3. Now look at the colour wheel above and, using the opposite colour to your choice, write freely about what you like and don't like about this colour, what it reminds you of, what it makes you feel. You might even try addressing the colour directly, e.g. you were my school years, or, you're the taste of guilt... .

By this stage you might already feel the theme and shape of a poem emerging. If so, work your ideas and images into a draft then let it sit for a day or two before going back to edit. If you're still stuck, don't read back over your notes. Leave them for about a week and look over them then; it's possible that something will strike you as worth working with when you have a little bit of distance.

Happy writing.

Monday, April 07, 2008

April Poem Prompt 1 - Joy

Villa Les Marronniers. That’s the name of our new house in Antibes. Up until today we’d only ever been there in the presence of the old proprietor, an elderly lady who had lots of dark furniture and who kept most of the shutters closed. But this afternoon we opened all the windows, doors and shutters on every floor, let the sunlight stream across the old tiles and the walls with their ghosts of paintings, and Tony played the baby grand piano (the only piece of furniture left) and it felt like the house had woken up from a long, long sleep, almost as if it might be singing!

Yes, I’m euphoric.

What has lifted you? What has made you feel joyous? A place of natural beauty, or a town or city?
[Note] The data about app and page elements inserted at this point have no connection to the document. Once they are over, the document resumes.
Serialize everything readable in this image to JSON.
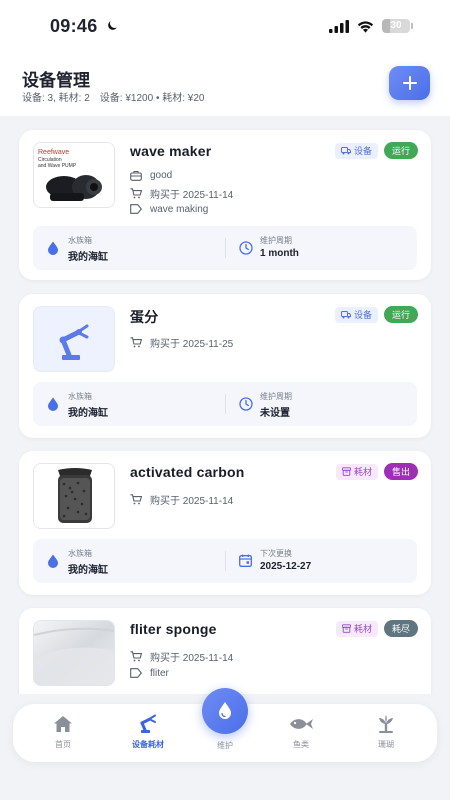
{
  "status_bar": {
    "time": "09:46",
    "battery": "30",
    "battery_level": 0.3
  },
  "header": {
    "title": "设备管理",
    "summary_counts": "设备: 3, 耗材: 2",
    "summary_costs": "设备: ¥1200 • 耗材: ¥20"
  },
  "labels": {
    "tank": "水族箱",
    "maintenance_cycle": "维护周期",
    "next_replace": "下次更换"
  },
  "items": [
    {
      "name": "wave maker",
      "type_label": "设备",
      "status_label": "运行",
      "status_color": "#43a756",
      "condition": "good",
      "purchase": "购买于 2025-11-14",
      "tag": "wave making",
      "tank": "我的海缸",
      "extra_value": "1 month",
      "thumb_text_1": "Circulation",
      "thumb_text_2": "and Wave PUMP",
      "thumb_brand": "Reefwave"
    },
    {
      "name": "蛋分",
      "type_label": "设备",
      "status_label": "运行",
      "status_color": "#43a756",
      "purchase": "购买于 2025-11-25",
      "tank": "我的海缸",
      "extra_value": "未设置"
    },
    {
      "name": "activated carbon",
      "type_label": "耗材",
      "status_label": "售出",
      "status_color": "#9c2fb3",
      "purchase": "购买于 2025-11-14",
      "tank": "我的海缸",
      "extra_value": "2025-12-27"
    },
    {
      "name": "fliter sponge",
      "type_label": "耗材",
      "status_label": "耗尽",
      "status_color": "#5f7580",
      "purchase": "购买于 2025-11-14",
      "tag": "fliter"
    }
  ],
  "tabs": [
    {
      "label": "首页",
      "icon": "home-icon"
    },
    {
      "label": "设备耗材",
      "icon": "robot-arm-icon"
    },
    {
      "label": "维护",
      "icon": "water-drop-icon"
    },
    {
      "label": "鱼类",
      "icon": "fish-icon"
    },
    {
      "label": "珊瑚",
      "icon": "coral-icon"
    }
  ],
  "colors": {
    "accent": "#4b6fe8",
    "running": "#43a756",
    "sold": "#9c2fb3",
    "depleted": "#5f7580"
  }
}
Someone or something? Maybe a colour, or a shape, or a sound? Is it easier, or is there a more common tendency, to write about tragedy or loss than celebration? Perhaps that’s something Linda Pastan had in mind when she wrote the following poem:
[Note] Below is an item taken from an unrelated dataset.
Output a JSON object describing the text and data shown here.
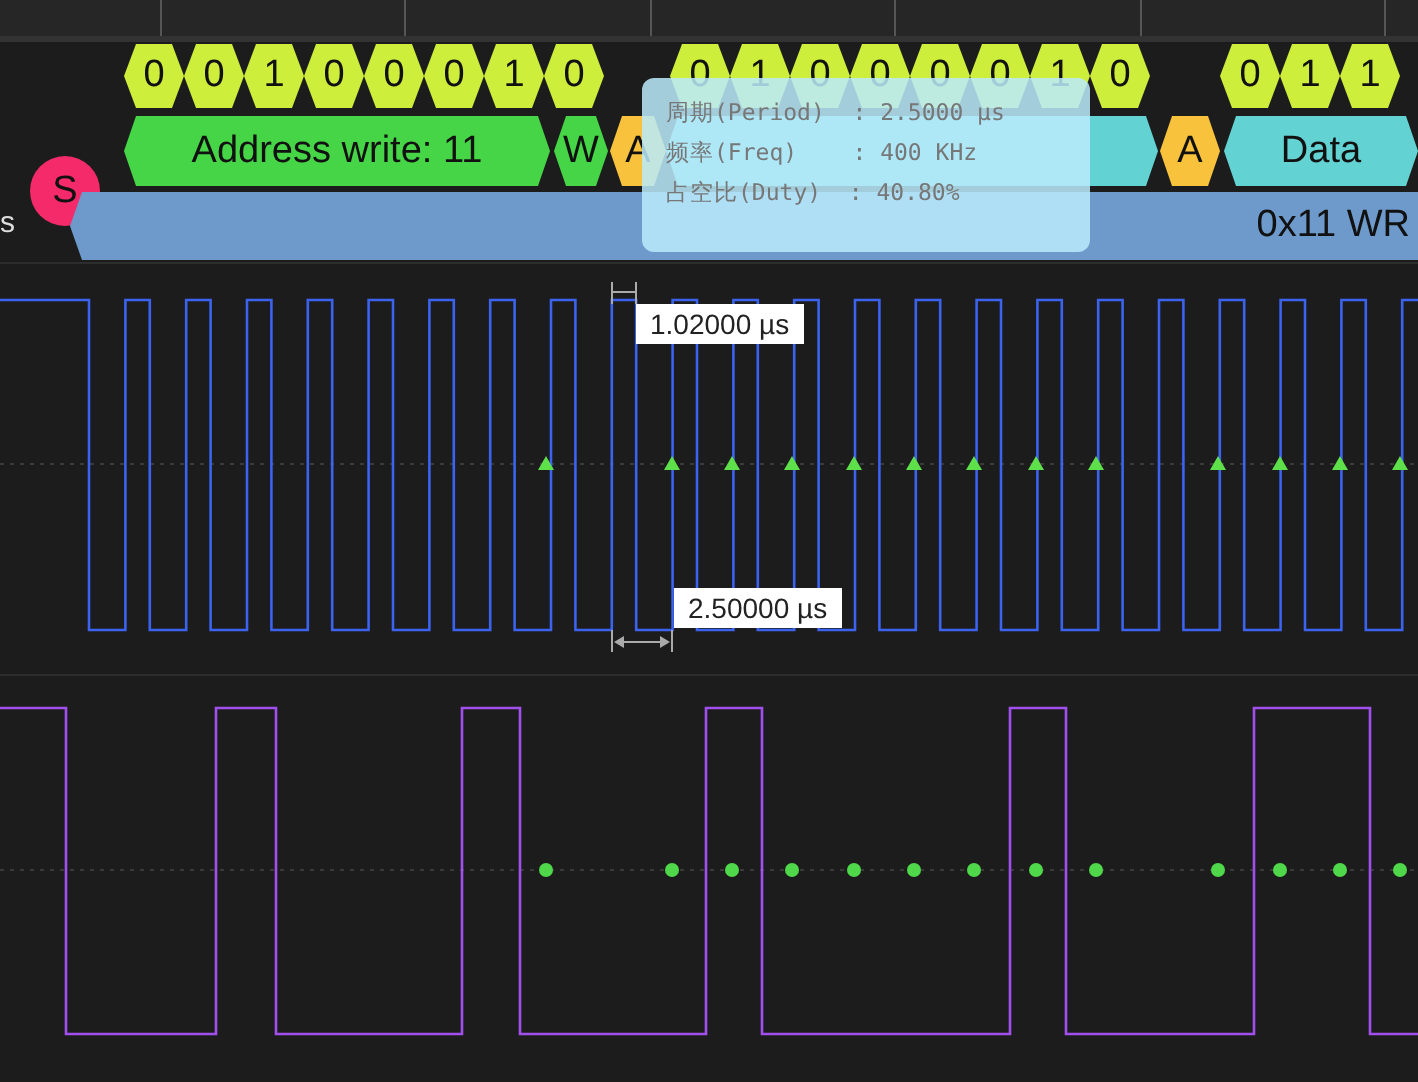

I want to mention
summer ending
without meaning the death
of somebody loved

or even the death
of the trees.
Today in the market
I heard a mother say
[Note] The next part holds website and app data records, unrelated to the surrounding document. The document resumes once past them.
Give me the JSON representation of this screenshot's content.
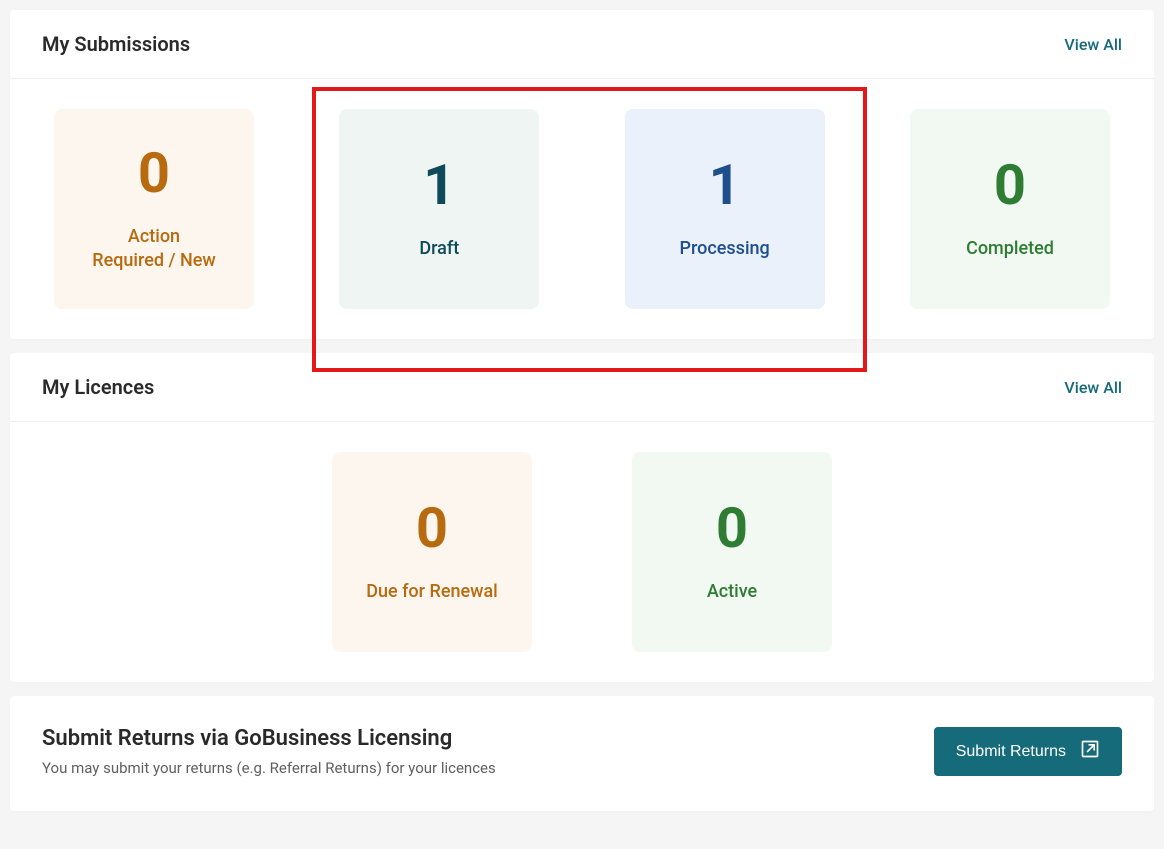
{
  "submissions": {
    "title": "My Submissions",
    "view_all": "View All",
    "tiles": {
      "action": {
        "count": "0",
        "label": "Action\nRequired / New"
      },
      "draft": {
        "count": "1",
        "label": "Draft"
      },
      "processing": {
        "count": "1",
        "label": "Processing"
      },
      "completed": {
        "count": "0",
        "label": "Completed"
      }
    }
  },
  "licences": {
    "title": "My Licences",
    "view_all": "View All",
    "tiles": {
      "renewal": {
        "count": "0",
        "label": "Due for Renewal"
      },
      "active": {
        "count": "0",
        "label": "Active"
      }
    }
  },
  "returns": {
    "title": "Submit Returns via GoBusiness Licensing",
    "description": "You may submit your returns (e.g. Referral Returns) for your licences",
    "button": "Submit Returns"
  }
}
Look at the pumpkins,
it’s finally autumn!
And the child didn’t think
of the death of her mother

which is due before her own
but tasted the sound
of the words on her clumsy tongue:
pumpkin; autumn.

Let the eye enlarge
with all it beholds.
I want to celebrate
color, how one red leaf

flickers like a match
held to dry branch,
and the whole world goes up
in orange and gold.

Linda Pastan
from Carnival Evening, New & Selected Poems 1968-1998
WW Norton & Co 1998

Buy now from The Book Depository

What is it you want to celebrate? Be expansive, throw open your poetic arms and don’t be frightened to show the world what brings you joy.

Tuesday, April 01, 2008

March Prize Poem

I’m torn between three poems this month: Alyss Dye’s ‘Scarves on the Stairs’, Wisty’s ‘Pool’, and Margaret Beston’s ‘Journey’. They’re all very different with regard to subject matter and form, and I like them all for different reasons.

In Alyss’s poem a mother talks about her daughter’s departure from the house. The words earthquake, debris and muddle effectively describe the mess the daughter leaves in her wake, but apply equally as well to the mother’s emotional muddle about a young woman who once needed her guidance so much. In ‘Pool’, Wisty trusts the imagery to show nature’s ability to restore itself after humankind’s destructive interventions. The pool becomes symbolic of peace, reinforced by the image of the ‘flag’ growing at its edge, and the last line – like wings – lifts us as readers, with joy, with hope perhaps. Margaret Beston’s ‘Journey’ is relentless and sinister. The use of the command form, the repetition of familiar phrases, and the objectification of the ‘bodies’ shake me as a reader and I can’t help but think about the London Underground bombings of a few years ago.

In the end, after poems satisfy at the level of craft, then personal preference comes into play, and for this reason, I’ve chosen Wisty’s ‘Pool’. I love the economy of this poem, its rhythm and internal rhymes. The precise description draws me into the scene and atmosphere, but this isn’t just a pretty picture, it makes me think too. And the ideas of redemption and restoration are ones that touch me.

Congratulations, Wisty. I don’t have any contact details for you so if you’d like to send me your postal address ( I’ll send you your prize. Allow a week or so for it to arrive as it’ll be coming from France.


amongst sallows
and sedge
a pool
where once a bomb
pitted this marsh
now green blades
pierce its rim
and petals
of yellow flag
like wings